-- Opening Marker --
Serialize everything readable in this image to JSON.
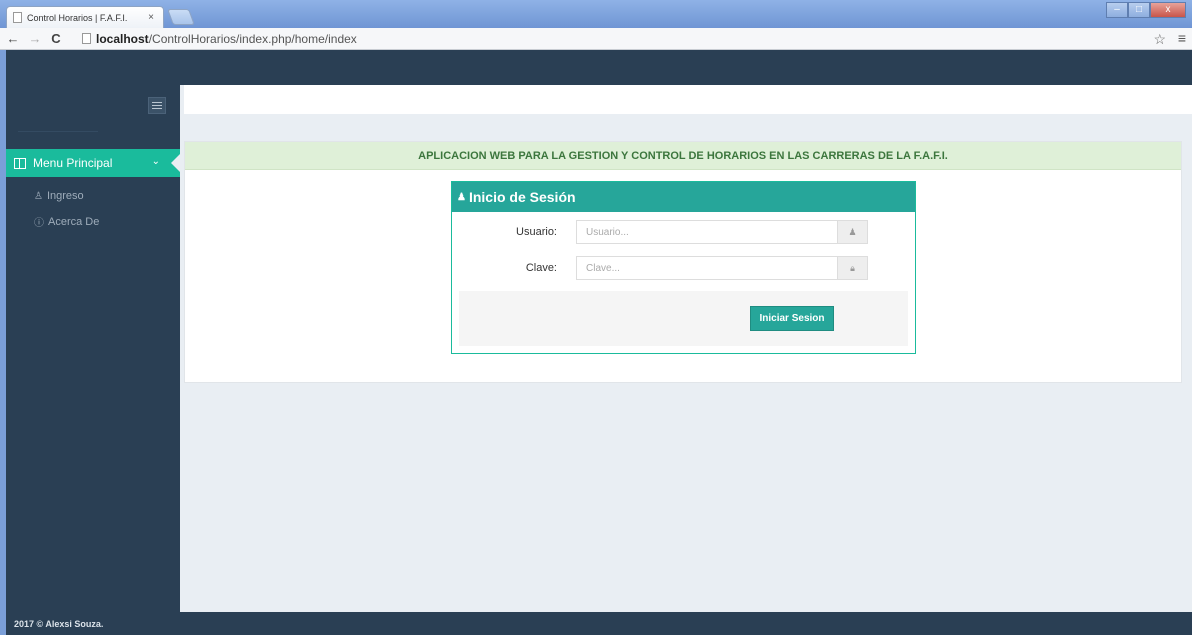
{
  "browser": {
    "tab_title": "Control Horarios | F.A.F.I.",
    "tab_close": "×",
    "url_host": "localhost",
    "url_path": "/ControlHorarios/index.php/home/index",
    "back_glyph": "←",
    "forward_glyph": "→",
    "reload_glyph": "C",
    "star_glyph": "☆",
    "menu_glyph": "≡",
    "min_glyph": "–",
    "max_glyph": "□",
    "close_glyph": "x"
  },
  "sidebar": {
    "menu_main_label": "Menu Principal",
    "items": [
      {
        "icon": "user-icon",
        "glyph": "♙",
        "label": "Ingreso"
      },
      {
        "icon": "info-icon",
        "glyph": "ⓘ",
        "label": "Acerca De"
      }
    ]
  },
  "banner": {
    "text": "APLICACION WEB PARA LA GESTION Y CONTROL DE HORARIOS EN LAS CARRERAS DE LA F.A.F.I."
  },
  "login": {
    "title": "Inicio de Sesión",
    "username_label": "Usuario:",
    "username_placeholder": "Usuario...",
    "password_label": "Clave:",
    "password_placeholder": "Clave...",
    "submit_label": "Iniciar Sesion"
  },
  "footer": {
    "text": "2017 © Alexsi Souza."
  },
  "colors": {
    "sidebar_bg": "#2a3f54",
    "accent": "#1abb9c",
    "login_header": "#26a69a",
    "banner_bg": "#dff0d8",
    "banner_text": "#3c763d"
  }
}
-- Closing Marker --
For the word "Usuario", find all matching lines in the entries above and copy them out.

**Reply:**
    "username_label": "Usuario:",
    "username_placeholder": "Usuario...",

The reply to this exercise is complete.